The playwright Michael Frayn has said of his fellow British leftists that they find it easy to jeer, but very hard to do anything positive or constructive. Long before him, George Orwell had also commented with feeling on the generally negative, querulous attitude of the left-wing intellectual. This kind of obligatory, knee-jerk, anti-establishmentarianism is in fact characteristic of radicals everywhere.
In India, though, this negativism had been tempered by the heritage of Gandhism. For Gandhi knew that even the enemy had something to offer you; thus his respect, for example, for notions of British justice and equality before the law. He knew also that it was not enough to oppose exploitation one had to work towards less exploitative alternatives; thus his revival and upgradation of village crafts, and his emphasis on manual labour for all, regardless of caste.
This, so to say Gandhian, heritage was once a very visible presence in the Indian environmental movement. It informed the work of Chandi Prasad Bhatt, who has strong claims to being the first modern Indian environmentalist, and also to being the greatest. It inspired countless others to work on practical programmes of water management, energy conservation, afforestation, and recycling. And it encouraged scholars to chart practical policy alternatives to projects and practices that destroyed environments and livelihoods with them.
Tragically, these reform-minded environmentalists have no voice in the media, which tends to give space only to extreme views, to ignore work being done, solidly but quietly, to restore ravaged ecosystems, to conserve water and plant trees, to promote energy-efficient technologies. The times call for a proactive and constructive agenda for environmentalism. What we hear, however, is a mostly negative and reactive one. Prodded by the media, and by the left, environmentalists are encouraged to whole-heartedly oppose the market, the state, globalization, enterprise. This might perhaps get them some (short-term) attention, and a few (also short-term) converts, but at the cost of a further alienation from the majority of Indians.
For the ordinary Indian is not an extremist. He, and she, are not totally pro-development, or pro-environment, or pro-large dams, or pro-indigenous peoples. He, and she, want opposing interests to be harmonized. That, indeed, is what democracy is about the harmonizing of competing interests.

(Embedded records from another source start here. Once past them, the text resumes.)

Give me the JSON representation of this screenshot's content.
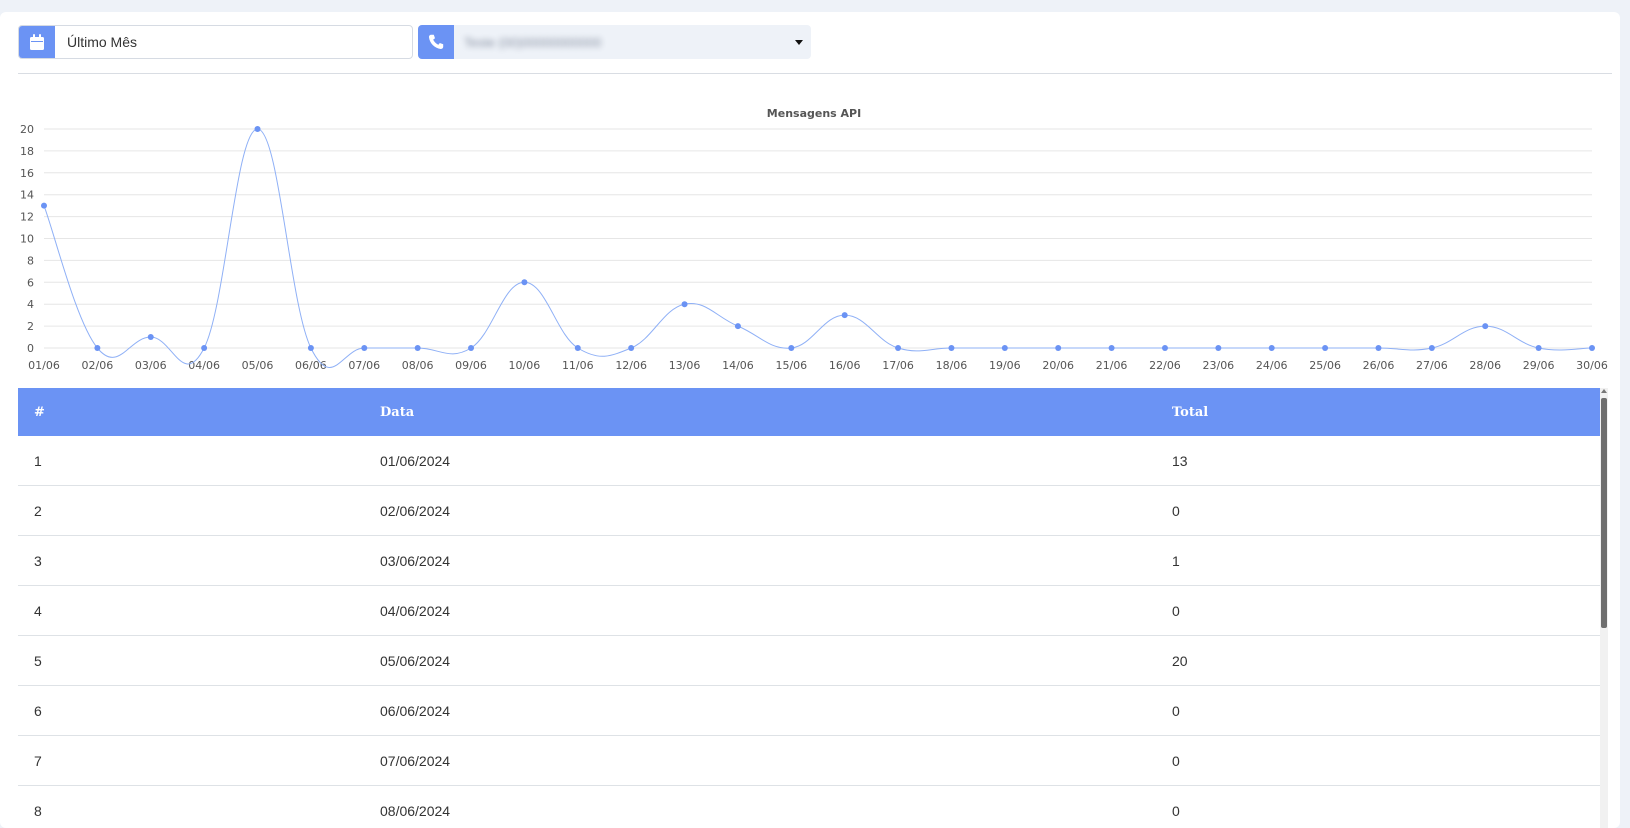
{
  "filters": {
    "period_label": "Último Mês",
    "period_icon": "calendar-icon",
    "phone_label": "Teste (00)00000000000",
    "phone_icon": "phone-icon"
  },
  "colors": {
    "accent": "#6b93f4",
    "line": "#8fb0f6",
    "grid": "#e6e6e6"
  },
  "chart_data": {
    "type": "line",
    "title": "Mensagens API",
    "xlabel": "",
    "ylabel": "",
    "ylim": [
      0,
      20
    ],
    "yticks": [
      0,
      2,
      4,
      6,
      8,
      10,
      12,
      14,
      16,
      18,
      20
    ],
    "grid": true,
    "categories": [
      "01/06",
      "02/06",
      "03/06",
      "04/06",
      "05/06",
      "06/06",
      "07/06",
      "08/06",
      "09/06",
      "10/06",
      "11/06",
      "12/06",
      "13/06",
      "14/06",
      "15/06",
      "16/06",
      "17/06",
      "18/06",
      "19/06",
      "20/06",
      "21/06",
      "22/06",
      "23/06",
      "24/06",
      "25/06",
      "26/06",
      "27/06",
      "28/06",
      "29/06",
      "30/06"
    ],
    "values": [
      13,
      0,
      1,
      0,
      20,
      0,
      0,
      0,
      0,
      6,
      0,
      0,
      4,
      2,
      0,
      3,
      0,
      0,
      0,
      0,
      0,
      0,
      0,
      0,
      0,
      0,
      0,
      2,
      0,
      0
    ]
  },
  "table": {
    "headers": [
      "#",
      "Data",
      "Total"
    ],
    "rows": [
      [
        "1",
        "01/06/2024",
        "13"
      ],
      [
        "2",
        "02/06/2024",
        "0"
      ],
      [
        "3",
        "03/06/2024",
        "1"
      ],
      [
        "4",
        "04/06/2024",
        "0"
      ],
      [
        "5",
        "05/06/2024",
        "20"
      ],
      [
        "6",
        "06/06/2024",
        "0"
      ],
      [
        "7",
        "07/06/2024",
        "0"
      ],
      [
        "8",
        "08/06/2024",
        "0"
      ]
    ]
  }
}
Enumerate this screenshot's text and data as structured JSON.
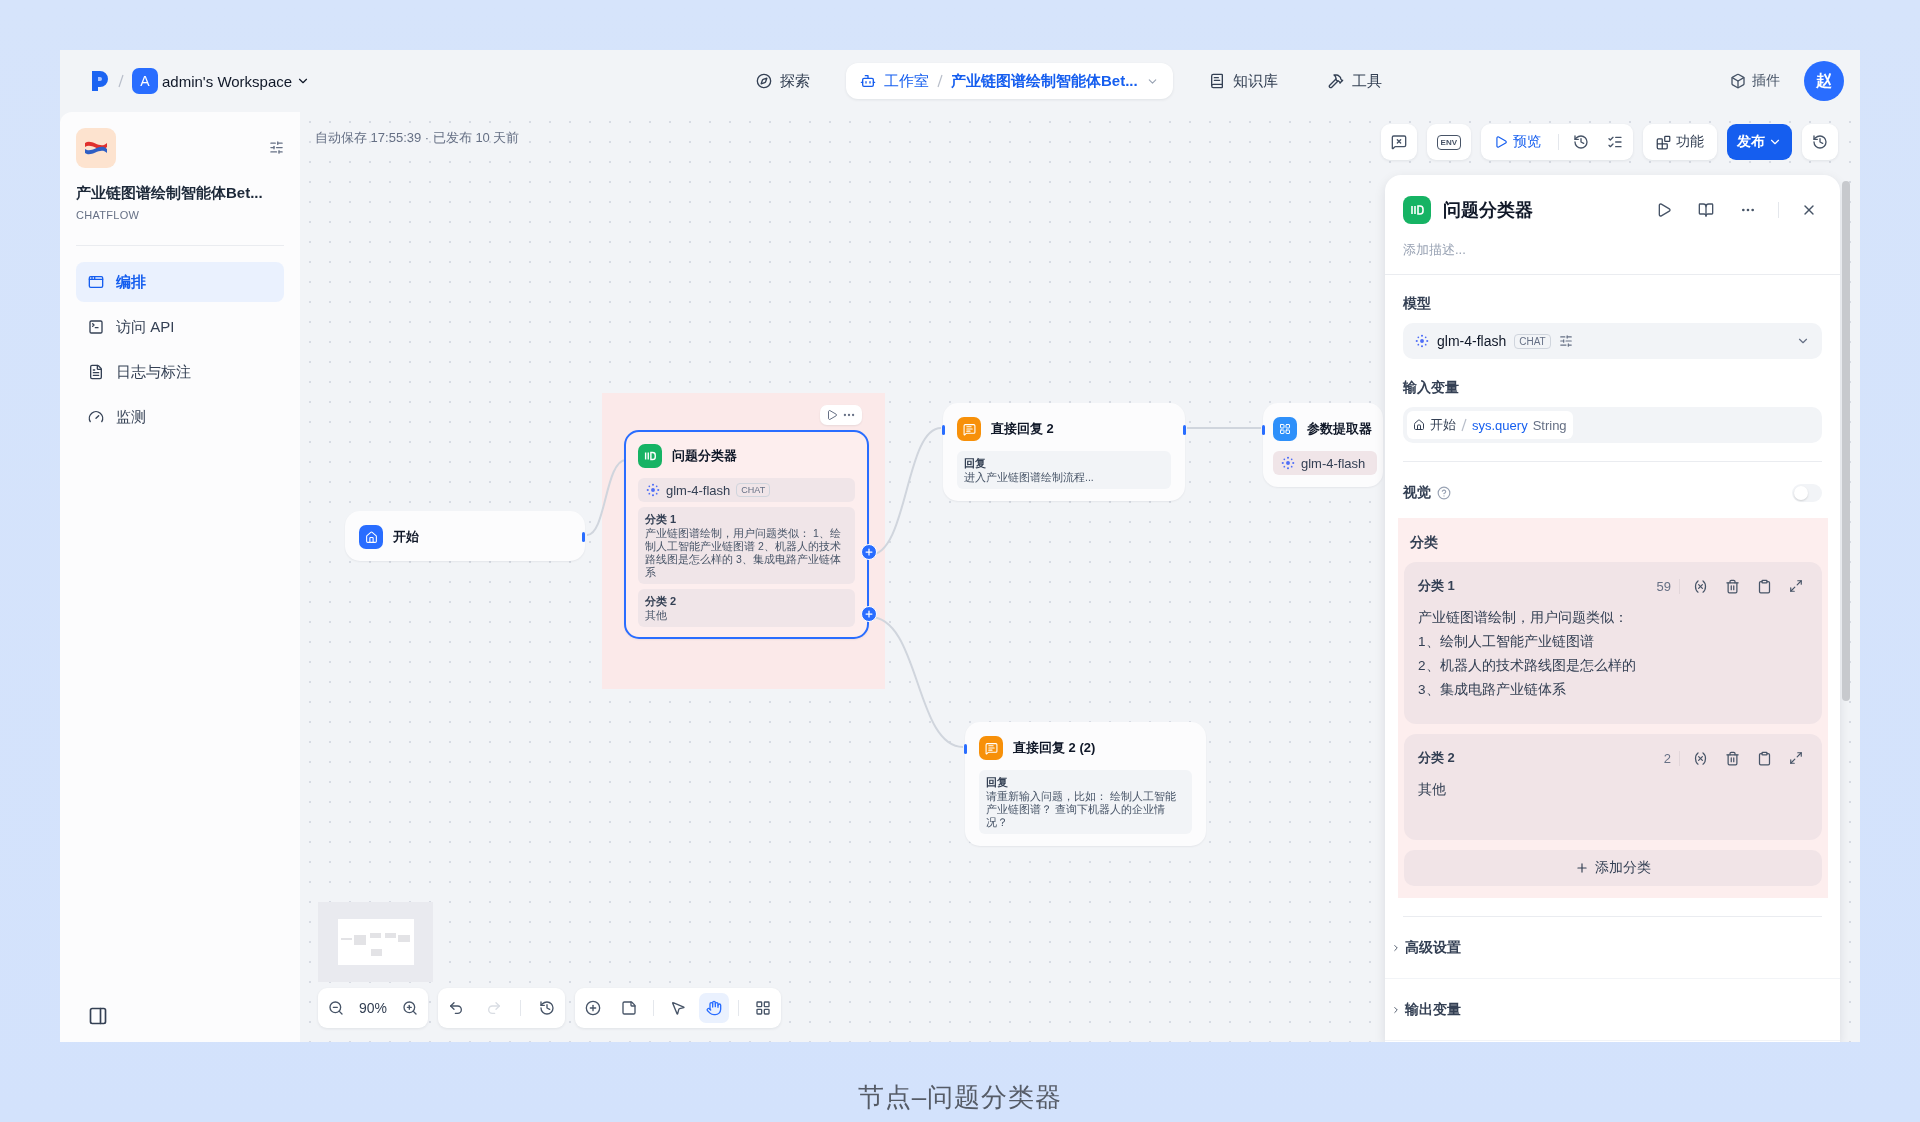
{
  "topbar": {
    "workspace": {
      "initial": "A",
      "name": "admin's Workspace"
    },
    "nav": [
      {
        "kind": "explore",
        "label": "探索",
        "selected": false
      },
      {
        "kind": "studio",
        "label": "工作室",
        "selected": true,
        "app": "产业链图谱绘制智能体Bet..."
      },
      {
        "kind": "knowledge",
        "label": "知识库",
        "selected": false
      },
      {
        "kind": "tools",
        "label": "工具",
        "selected": false
      }
    ],
    "plugins": "插件",
    "user": "赵"
  },
  "sidebar": {
    "app_name": "产业链图谱绘制智能体Bet...",
    "app_type": "CHATFLOW",
    "items": [
      {
        "kind": "orchestrate",
        "label": "编排",
        "selected": true
      },
      {
        "kind": "api",
        "label": "访问 API",
        "selected": false
      },
      {
        "kind": "logs",
        "label": "日志与标注",
        "selected": false
      },
      {
        "kind": "monitor",
        "label": "监测",
        "selected": false
      }
    ]
  },
  "canvas": {
    "status": "自动保存 17:55:39 · 已发布 10 天前",
    "toolbar": {
      "env": "ENV",
      "preview": "预览",
      "features": "功能",
      "publish": "发布"
    },
    "nodes": [
      {
        "kind": "start",
        "title": "开始",
        "selected": false
      },
      {
        "kind": "classifier",
        "title": "问题分类器",
        "selected": true,
        "model": "glm-4-flash",
        "mode": "CHAT",
        "classes": [
          {
            "label": "分类 1",
            "text": "产业链图谱绘制，用户问题类似： 1、绘制人工智能产业链图谱 2、机器人的技术路线图是怎么样的 3、集成电路产业链体系"
          },
          {
            "label": "分类 2",
            "text": "其他"
          }
        ]
      },
      {
        "kind": "answer",
        "title": "直接回复 2",
        "selected": false,
        "reply_label": "回复",
        "text": "进入产业链图谱绘制流程..."
      },
      {
        "kind": "extractor",
        "title": "参数提取器",
        "selected": false,
        "model": "glm-4-flash"
      },
      {
        "kind": "answer",
        "title": "直接回复 2 (2)",
        "selected": false,
        "reply_label": "回复",
        "text": "请重新输入问题，比如： 绘制人工智能产业链图谱？ 查询下机器人的企业情况？"
      }
    ],
    "zoom": "90%",
    "history": [
      {
        "kind": "undo",
        "disabled": false
      },
      {
        "kind": "redo",
        "disabled": true
      },
      {
        "kind": "history",
        "disabled": false
      }
    ],
    "tools": [
      {
        "kind": "add",
        "selected": false
      },
      {
        "kind": "note",
        "selected": false
      },
      {
        "kind": "pointer",
        "selected": false
      },
      {
        "kind": "hand",
        "selected": true
      }
    ]
  },
  "panel": {
    "title": "问题分类器",
    "description_placeholder": "添加描述...",
    "model_label": "模型",
    "model": {
      "name": "glm-4-flash",
      "mode": "CHAT"
    },
    "input_label": "输入变量",
    "input_var": {
      "node": "开始",
      "variable": "sys.query",
      "type": "String"
    },
    "vision": {
      "label": "视觉",
      "on": false
    },
    "classes_label": "分类",
    "classes": [
      {
        "label": "分类 1",
        "count": "59",
        "lines": [
          "产业链图谱绘制，用户问题类似：",
          "1、绘制人工智能产业链图谱",
          "2、机器人的技术路线图是怎么样的",
          "3、集成电路产业链体系"
        ]
      },
      {
        "label": "分类 2",
        "count": "2",
        "lines": [
          "其他"
        ]
      }
    ],
    "add_class": "添加分类",
    "sections": [
      {
        "label": "高级设置",
        "expanded": false
      },
      {
        "label": "输出变量",
        "expanded": false
      }
    ]
  },
  "caption": "节点–问题分类器"
}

In the Seventies, when the environment was thought to be a rich persons fad, it was perhaps understandable if activists (and writers) used high-blown rhetoric, if they, so to say, were prone only to scream and shout. But thirty years down the line such methods are less acceptable, and less productive. There is a greater acceptance now of the need for sustainable technologies and ways of life. What people now want are solutions, methods and means to harmonize the conflicts between different social classes or communities, and between human aspirations and the needs of nature.
At the same time, the aspirations of Indians for a less deprived lifestyle have greatly risen. They want better houses, better means of transportation, decent clothing, good food the kinds of things that can only be provided through the more efficient use of resources.
The Greening of the left has probably been good for the left; exposing it to aspects of social deprivation that it previously ignored. But whether the company of the comrades has been good for the Greens is another matter altogether.